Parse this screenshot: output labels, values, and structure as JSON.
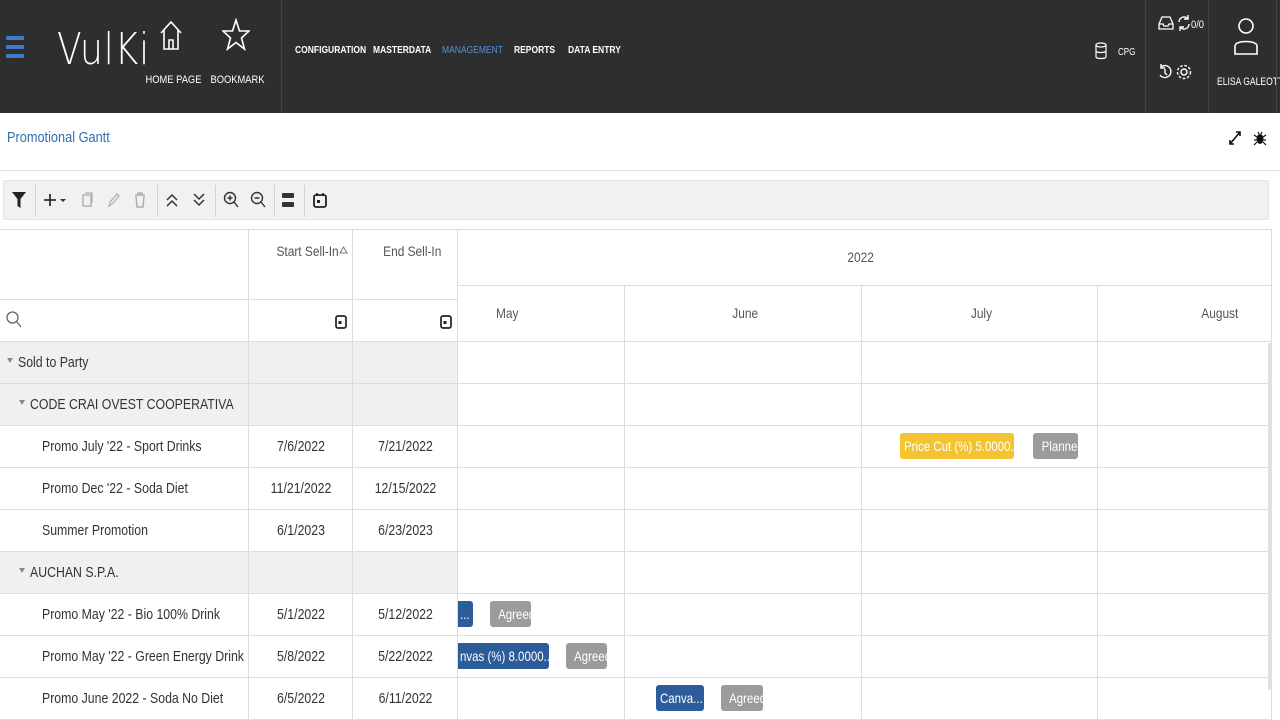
{
  "header": {
    "logo": "VulKi",
    "home_label": "HOME PAGE",
    "bookmark_label": "BOOKMARK",
    "menu": [
      "CONFIGURATION",
      "MASTERDATA",
      "MANAGEMENT",
      "REPORTS",
      "DATA ENTRY"
    ],
    "active_menu": "MANAGEMENT",
    "db_label": "CPG",
    "counter": "0/0",
    "user_name": "ELISA GALEOTTI"
  },
  "page": {
    "title": "Promotional Gantt"
  },
  "grid": {
    "col_start": "Start Sell-In",
    "col_end": "End Sell-In",
    "year": "2022",
    "months": [
      "May",
      "June",
      "July",
      "August"
    ],
    "rows": [
      {
        "type": "group",
        "level": 0,
        "label": "Sold to Party"
      },
      {
        "type": "group",
        "level": 1,
        "label": "CODE CRAI OVEST COOPERATIVA"
      },
      {
        "type": "item",
        "label": "Promo July '22 - Sport Drinks",
        "start": "7/6/2022",
        "end": "7/21/2022",
        "bar": "Price Cut (%) 5.0000...",
        "status": "Planned"
      },
      {
        "type": "item",
        "label": "Promo Dec '22 - Soda Diet",
        "start": "11/21/2022",
        "end": "12/15/2022"
      },
      {
        "type": "item",
        "label": "Summer Promotion",
        "start": "6/1/2023",
        "end": "6/23/2023"
      },
      {
        "type": "group",
        "level": 1,
        "label": "AUCHAN S.P.A."
      },
      {
        "type": "item",
        "label": "Promo May '22 - Bio 100% Drink",
        "start": "5/1/2022",
        "end": "5/12/2022",
        "bar": "...",
        "status": "Agreed"
      },
      {
        "type": "item",
        "label": "Promo May '22 - Green Energy Drink",
        "start": "5/8/2022",
        "end": "5/22/2022",
        "bar": "nvas (%) 8.0000...",
        "status": "Agreed"
      },
      {
        "type": "item",
        "label": "Promo June 2022 - Soda No Diet",
        "start": "6/5/2022",
        "end": "6/11/2022",
        "bar": "Canva...",
        "status": "Agreed"
      }
    ]
  },
  "colors": {
    "accent": "#2f6db5",
    "bar_blue": "#2c5c9a",
    "bar_yellow": "#f4c430",
    "status_gray": "#9b9b9b",
    "header_bg": "#2e2e2e"
  }
}
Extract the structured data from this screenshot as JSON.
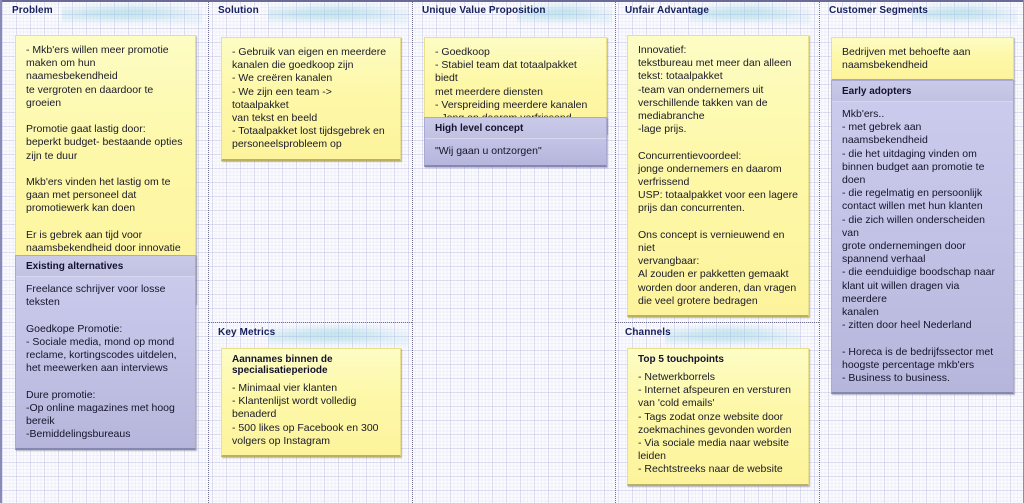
{
  "canvas": {
    "type": "lean-canvas",
    "grid_color": "#9696cd",
    "background": "#fbfbff",
    "note_yellow": "#fdf8a8",
    "note_purple": "#c2c2e6",
    "header_text_color": "#16205c"
  },
  "sections": {
    "problem": {
      "header": "Problem",
      "note": "- Mkb'ers willen meer promotie\nmaken om hun naamesbekendheid\nte vergroten en daardoor te groeien\n\nPromotie gaat lastig door:\nbeperkt budget- bestaande opties\nzijn te duur\n\nMkb'ers vinden het lastig om te\ngaan met personeel dat\npromotiewerk kan doen\n\nEr is gebrek aan tijd voor\nnaamsbekendheid door innovatie -\ndoor innovatie is er geen tijd voor\npromotie"
    },
    "existing_alternatives": {
      "header": "Existing alternatives",
      "note": "Freelance schrijver voor losse\nteksten\n\nGoedkope Promotie:\n- Sociale media, mond op mond\nreclame, kortingscodes uitdelen,\nhet meewerken aan interviews\n\nDure promotie:\n-Op online magazines met hoog\nbereik\n-Bemiddelingsbureaus"
    },
    "solution": {
      "header": "Solution",
      "note": "- Gebruik van eigen en meerdere\nkanalen die goedkoop zijn\n- We creëren kanalen\n- We zijn een team -> totaalpakket\nvan tekst en beeld\n- Totaalpakket lost tijdsgebrek en\npersoneelsprobleem op"
    },
    "key_metrics": {
      "header": "Key Metrics",
      "note_title": "Aannames binnen de\nspecialisatieperiode",
      "note": "- Minimaal vier klanten\n- Klantenlijst wordt volledig\nbenaderd\n- 500 likes op Facebook en 300\nvolgers op Instagram"
    },
    "unique_value_proposition": {
      "header": "Unique Value Proposition",
      "note": "- Goedkoop\n- Stabiel team dat totaalpakket biedt\nmet meerdere diensten\n- Verspreiding meerdere kanalen\n- Jong en daarom verfrissend"
    },
    "high_level_concept": {
      "header": "High level concept",
      "note": "\"Wij gaan u ontzorgen\""
    },
    "unfair_advantage": {
      "header": "Unfair Advantage",
      "note": "Innovatief:\ntekstbureau met meer dan alleen\ntekst: totaalpakket\n-team van ondernemers uit\nverschillende takken van de\nmediabranche\n-lage prijs.\n\nConcurrentievoordeel:\njonge ondernemers en daarom\nverfrissend\nUSP: totaalpakket voor een lagere\nprijs dan concurrenten.\n\nOns concept is vernieuwend en niet\nvervangbaar:\nAl zouden er pakketten gemaakt\nworden door anderen, dan vragen\ndie veel grotere bedragen"
    },
    "channels": {
      "header": "Channels",
      "note_title": "Top 5 touchpoints",
      "note": "- Netwerkborrels\n- Internet afspeuren en versturen\nvan 'cold emails'\n- Tags zodat onze website door\nzoekmachines gevonden worden\n- Via sociale media naar website\nleiden\n- Rechtstreeks naar de website"
    },
    "customer_segments": {
      "header": "Customer Segments",
      "note": "Bedrijven met behoefte aan\nnaamsbekendheid"
    },
    "early_adopters": {
      "header": "Early adopters",
      "note": "Mkb'ers..\n- met gebrek aan naamsbekendheid\n- die het uitdaging vinden om\nbinnen budget aan promotie te\ndoen\n- die regelmatig en persoonlijk\ncontact willen met hun klanten\n- die zich willen onderscheiden van\ngrote ondernemingen door\nspannend verhaal\n- die eenduidige boodschap naar\nklant uit willen dragen via meerdere\nkanalen\n- zitten door heel Nederland\n\n- Horeca is de bedrijfssector met\nhoogste percentage mkb'ers\n- Business to business."
    }
  }
}
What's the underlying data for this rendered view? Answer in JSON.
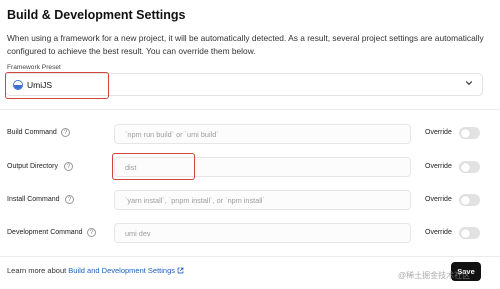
{
  "section": {
    "title": "Build & Development Settings",
    "description": "When using a framework for a new project, it will be automatically detected. As a result, several project settings are automatically configured to achieve the best result. You can override them below."
  },
  "framework": {
    "label": "Framework Preset",
    "value": "UmiJS",
    "logo_icon": "umijs-logo-icon"
  },
  "rows": [
    {
      "label": "Build Command",
      "placeholder": "`npm run build` or `umi build`",
      "override_label": "Override",
      "override_on": false
    },
    {
      "label": "Output Directory",
      "placeholder": "dist",
      "override_label": "Override",
      "override_on": false
    },
    {
      "label": "Install Command",
      "placeholder": "`yarn install`, `pnpm install`, or `npm install`",
      "override_label": "Override",
      "override_on": false
    },
    {
      "label": "Development Command",
      "placeholder": "umi dev",
      "override_label": "Override",
      "override_on": false
    }
  ],
  "footer": {
    "learn_prefix": "Learn more about ",
    "learn_link": "Build and Development Settings",
    "save_label": "Save"
  },
  "watermark": "@稀土掘金技术社区",
  "colors": {
    "highlight": "#d0453e",
    "link": "#1d5fbf",
    "save_bg": "#111111"
  }
}
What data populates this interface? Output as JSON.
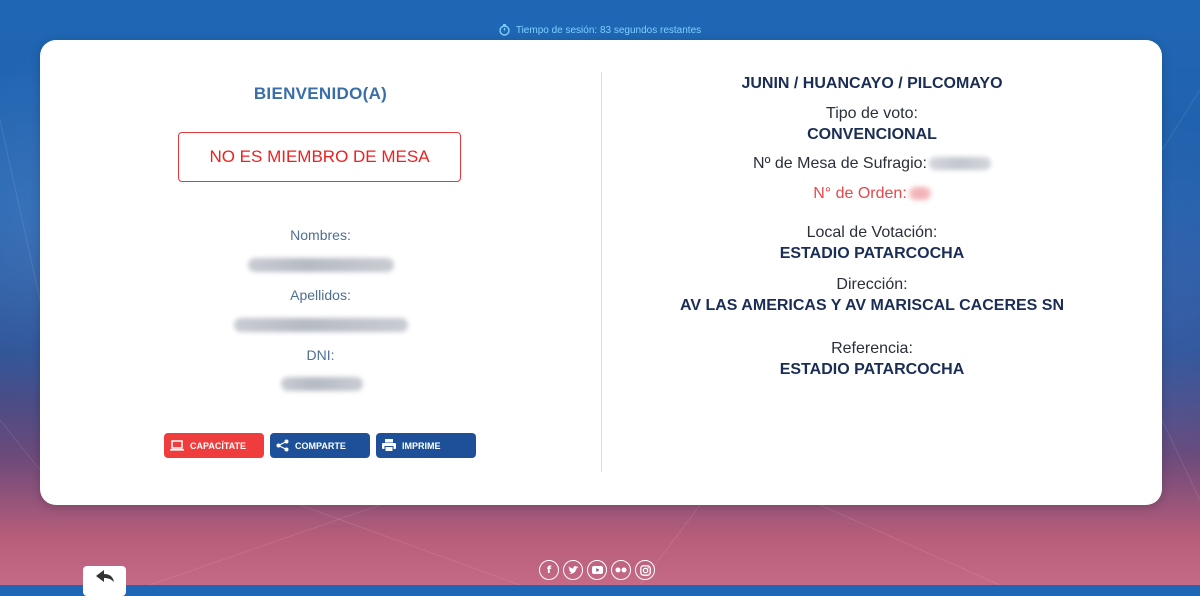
{
  "session": {
    "text": "Tiempo de sesión: 83 segundos restantes"
  },
  "left": {
    "welcome": "BIENVENIDO(A)",
    "member_status": "NO ES MIEMBRO DE MESA",
    "nombres_label": "Nombres:",
    "apellidos_label": "Apellidos:",
    "dni_label": "DNI:"
  },
  "buttons": {
    "capacitate": "CAPACÍTATE",
    "comparte": "COMPARTE",
    "imprime": "IMPRIME"
  },
  "right": {
    "location": "JUNIN / HUANCAYO / PILCOMAYO",
    "tipo_voto_label": "Tipo de voto:",
    "tipo_voto_value": "CONVENCIONAL",
    "mesa_label": "Nº de Mesa de Sufragio:",
    "orden_label": "N° de Orden:",
    "local_label": "Local de Votación:",
    "local_value": "ESTADIO PATARCOCHA",
    "direccion_label": "Dirección:",
    "direccion_value": "AV LAS AMERICAS Y AV MARISCAL CACERES SN",
    "referencia_label": "Referencia:",
    "referencia_value": "ESTADIO PATARCOCHA"
  },
  "socials": [
    "facebook-icon",
    "twitter-icon",
    "youtube-icon",
    "flickr-icon",
    "instagram-icon"
  ],
  "colors": {
    "accent_blue": "#1e4f99",
    "accent_red": "#ef3d3d",
    "heading_blue": "#3a6ea8",
    "dark_navy": "#1b2d55"
  }
}
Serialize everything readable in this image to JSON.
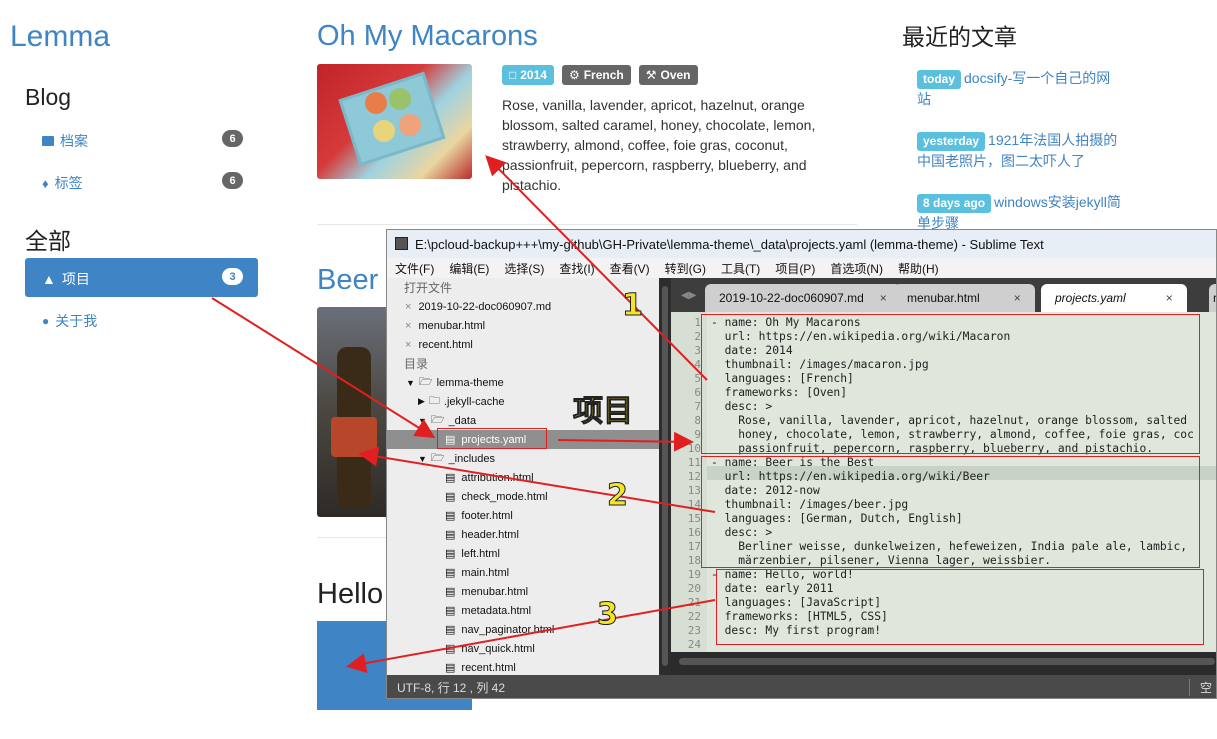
{
  "site": {
    "title": "Lemma"
  },
  "sidebar": {
    "blog_heading": "Blog",
    "items": [
      {
        "label": "档案",
        "count": "6"
      },
      {
        "label": "标签",
        "count": "6"
      }
    ],
    "all_heading": "全部",
    "projects": {
      "label": "项目",
      "count": "3"
    },
    "about": {
      "label": "关于我"
    }
  },
  "posts": [
    {
      "title": "Oh My Macarons",
      "tags": [
        "2014",
        "French",
        "Oven"
      ],
      "desc": "Rose, vanilla, lavender, apricot, hazelnut, orange blossom, salted caramel, honey, chocolate, lemon, strawberry, almond, coffee, foie gras, coconut, passionfruit, pepercorn, raspberry, blueberry, and pistachio."
    },
    {
      "title": "Beer"
    },
    {
      "title": "Hello"
    }
  ],
  "recent": {
    "heading": "最近的文章",
    "items": [
      {
        "badge": "today",
        "text": "docsify-写一个自己的网站"
      },
      {
        "badge": "yesterday",
        "text": "1921年法国人拍摄的中国老照片，图二太吓人了"
      },
      {
        "badge": "8 days ago",
        "text": "windows安装jekyll简单步骤"
      }
    ]
  },
  "sublime": {
    "title": "E:\\pcloud-backup+++\\my-github\\GH-Private\\lemma-theme\\_data\\projects.yaml (lemma-theme) - Sublime Text",
    "menu": [
      "文件(F)",
      "编辑(E)",
      "选择(S)",
      "查找(I)",
      "查看(V)",
      "转到(G)",
      "工具(T)",
      "项目(P)",
      "首选项(N)",
      "帮助(H)"
    ],
    "open_files_label": "打开文件",
    "open_files": [
      "2019-10-22-doc060907.md",
      "menubar.html",
      "recent.html"
    ],
    "folders_label": "目录",
    "tree": {
      "root": "lemma-theme",
      "jekyll_cache": ".jekyll-cache",
      "data": "_data",
      "projects": "projects.yaml",
      "includes": "_includes",
      "files": [
        "attribution.html",
        "check_mode.html",
        "footer.html",
        "header.html",
        "left.html",
        "main.html",
        "menubar.html",
        "metadata.html",
        "nav_paginator.html",
        "nav_quick.html",
        "recent.html"
      ]
    },
    "tabs": [
      "2019-10-22-doc060907.md",
      "menubar.html",
      "projects.yaml"
    ],
    "code": [
      "- name: Oh My Macarons",
      "  url: https://en.wikipedia.org/wiki/Macaron",
      "  date: 2014",
      "  thumbnail: /images/macaron.jpg",
      "  languages: [French]",
      "  frameworks: [Oven]",
      "  desc: >",
      "    Rose, vanilla, lavender, apricot, hazelnut, orange blossom, salted",
      "    honey, chocolate, lemon, strawberry, almond, coffee, foie gras, coc",
      "    passionfruit, pepercorn, raspberry, blueberry, and pistachio.",
      "- name: Beer is the Best",
      "  url: https://en.wikipedia.org/wiki/Beer",
      "  date: 2012-now",
      "  thumbnail: /images/beer.jpg",
      "  languages: [German, Dutch, English]",
      "  desc: >",
      "    Berliner weisse, dunkelweizen, hefeweizen, India pale ale, lambic,",
      "    märzenbier, pilsener, Vienna lager, weissbier.",
      "- name: Hello, world!",
      "  date: early 2011",
      "  languages: [JavaScript]",
      "  frameworks: [HTML5, CSS]",
      "  desc: My first program!",
      ""
    ],
    "status": "UTF-8, 行 12 , 列 42",
    "status_right": "空"
  },
  "annotations": {
    "n1": "1",
    "n2": "2",
    "n3": "3",
    "label": "项目"
  },
  "colors": {
    "accent": "#3f84c4",
    "badge": "#5bc0de",
    "tag_gray": "#666666",
    "arrow": "#e02020"
  }
}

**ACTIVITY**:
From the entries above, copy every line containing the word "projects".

**ANSWER SECTION**:
    "projects": {
    "title": "E:\\pcloud-backup+++\\my-github\\GH-Private\\lemma-theme\\_data\\projects.yaml (lemma-theme) - Sublime Text",
      "projects": "projects.yaml",
      "projects.yaml"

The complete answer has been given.